Exercise materials =
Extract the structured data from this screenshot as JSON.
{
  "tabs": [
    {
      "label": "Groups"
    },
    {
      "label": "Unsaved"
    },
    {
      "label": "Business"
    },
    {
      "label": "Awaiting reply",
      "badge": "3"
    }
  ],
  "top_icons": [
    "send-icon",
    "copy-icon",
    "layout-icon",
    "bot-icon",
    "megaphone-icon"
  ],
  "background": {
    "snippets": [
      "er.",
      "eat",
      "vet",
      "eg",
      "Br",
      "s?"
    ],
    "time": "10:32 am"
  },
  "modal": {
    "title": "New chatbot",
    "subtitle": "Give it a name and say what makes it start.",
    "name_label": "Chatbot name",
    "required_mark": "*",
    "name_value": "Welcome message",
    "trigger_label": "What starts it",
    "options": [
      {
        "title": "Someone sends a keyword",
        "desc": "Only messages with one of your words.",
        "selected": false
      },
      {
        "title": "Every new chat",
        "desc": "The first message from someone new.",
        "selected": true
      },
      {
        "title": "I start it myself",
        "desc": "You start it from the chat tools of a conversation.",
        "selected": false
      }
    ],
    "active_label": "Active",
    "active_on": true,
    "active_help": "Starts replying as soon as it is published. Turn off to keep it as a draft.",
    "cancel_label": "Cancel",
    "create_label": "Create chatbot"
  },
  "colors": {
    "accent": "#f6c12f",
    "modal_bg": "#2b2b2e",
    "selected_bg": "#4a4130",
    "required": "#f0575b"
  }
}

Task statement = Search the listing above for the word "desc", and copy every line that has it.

Response =
        "desc": "Only messages with one of your words.",
        "desc": "The first message from someone new.",
        "desc": "You start it from the chat tools of a conversation.",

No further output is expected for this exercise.